Jessie’s preferred pronouns — “she/they” — are noted on her Instagram page. Jessie also includes “woman/person” in her Instagram bio. “I’m pretty flexible she, they, whichever your preference is. I’m both,” Jessie revealed to Seventeen. The Shadow and Bone star had a “complex” relationship with gender growing up and finally spoke to a friend who was having similar feelings. “I was thinking, ‘Well, am I completely non-binary? What am I?’ And I realized, actually I am who I am,” Jessie told W magazine. “I’m first and foremost, just a human being who likes what I like. I am also a woman, and that’s how the world has viewed me the majority of my life. I’m proud of that as well, and I can identify with both those things. I think that’s the thing with your pronouns and gender identity, you can just be who you are. That was so freeing to me to understand that I could have multiple pronouns and some friends will refer to me as they, and some will refer to me as she, and that’s okay … I’m proud to be gender non-conforming. I’m proud of all my friends who are the same. Hopefully, as time goes on, it becomes something that more and more people feel they can talk about.”

4. Jessie was thrilled the ‘Shadow & Bone’ writers made Alina mixed-race.

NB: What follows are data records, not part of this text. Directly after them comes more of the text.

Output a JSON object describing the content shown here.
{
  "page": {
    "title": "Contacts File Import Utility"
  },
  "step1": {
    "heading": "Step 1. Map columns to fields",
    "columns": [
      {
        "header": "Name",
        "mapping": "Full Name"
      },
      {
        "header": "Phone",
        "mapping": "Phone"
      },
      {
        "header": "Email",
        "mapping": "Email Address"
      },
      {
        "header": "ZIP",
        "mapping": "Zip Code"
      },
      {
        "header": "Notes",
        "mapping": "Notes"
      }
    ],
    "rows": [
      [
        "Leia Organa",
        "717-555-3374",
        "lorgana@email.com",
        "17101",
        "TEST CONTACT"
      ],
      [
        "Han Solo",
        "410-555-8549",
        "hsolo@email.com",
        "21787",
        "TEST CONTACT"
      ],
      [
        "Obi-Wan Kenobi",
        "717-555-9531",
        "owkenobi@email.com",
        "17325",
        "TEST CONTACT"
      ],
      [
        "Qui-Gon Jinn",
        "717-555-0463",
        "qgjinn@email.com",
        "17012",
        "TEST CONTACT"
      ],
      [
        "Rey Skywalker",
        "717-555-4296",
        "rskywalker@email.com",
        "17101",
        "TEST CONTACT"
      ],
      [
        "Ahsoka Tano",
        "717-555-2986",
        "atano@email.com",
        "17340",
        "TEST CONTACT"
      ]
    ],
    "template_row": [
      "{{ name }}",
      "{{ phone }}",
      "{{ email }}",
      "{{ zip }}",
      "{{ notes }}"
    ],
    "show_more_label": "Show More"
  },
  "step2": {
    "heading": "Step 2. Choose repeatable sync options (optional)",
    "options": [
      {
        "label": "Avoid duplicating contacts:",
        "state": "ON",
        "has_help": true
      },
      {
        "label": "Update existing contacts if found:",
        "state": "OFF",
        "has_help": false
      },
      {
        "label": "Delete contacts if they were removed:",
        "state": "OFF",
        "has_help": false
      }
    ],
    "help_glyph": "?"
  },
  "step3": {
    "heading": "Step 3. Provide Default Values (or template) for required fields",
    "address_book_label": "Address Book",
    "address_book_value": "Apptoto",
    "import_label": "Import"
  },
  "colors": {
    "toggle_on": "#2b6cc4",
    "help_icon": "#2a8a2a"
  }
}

In the show, Alina is half-Ravkan and half-Shu. Ravkan is inspired by Russia. Shu Han was inspired by China and Mongolia. In the books, Alina is described as “pale,” but her race is never clearly stated. “I was so thrilled that they made this decision, and yeah, I was able to bring my own experiences,” Jessie told The Beat. “For lots of people [who are] mixed race or first-generation immigrants, you spend so much of your life not feeling like you belong anywhere. I certainly grew up in a predominantly white area, and I was always ‘the Chinese one’ to my white friends. But to my Asian friends and family, I was very English, and you never really feel like you belong anywhere.”

5. Jessie was diagnosed with ADHD.

The Shadow and Bone star was diagnosed with ADHD during lockdown after she couldn’t sit still for hair and makeup on the set of the show. “It completely changed how I viewed loads of things in my life and made me really reconsider the way I think about things,” Jessie told The Guardian about the diagnosis. “In the past, I was constantly late for things and forgetting things and losing things, and I remember as a teenager, my mum being like, ‘Oh, you just need to be more careful.’ And I’m like, ‘I am really careful.’ I felt like no one believed me ever.”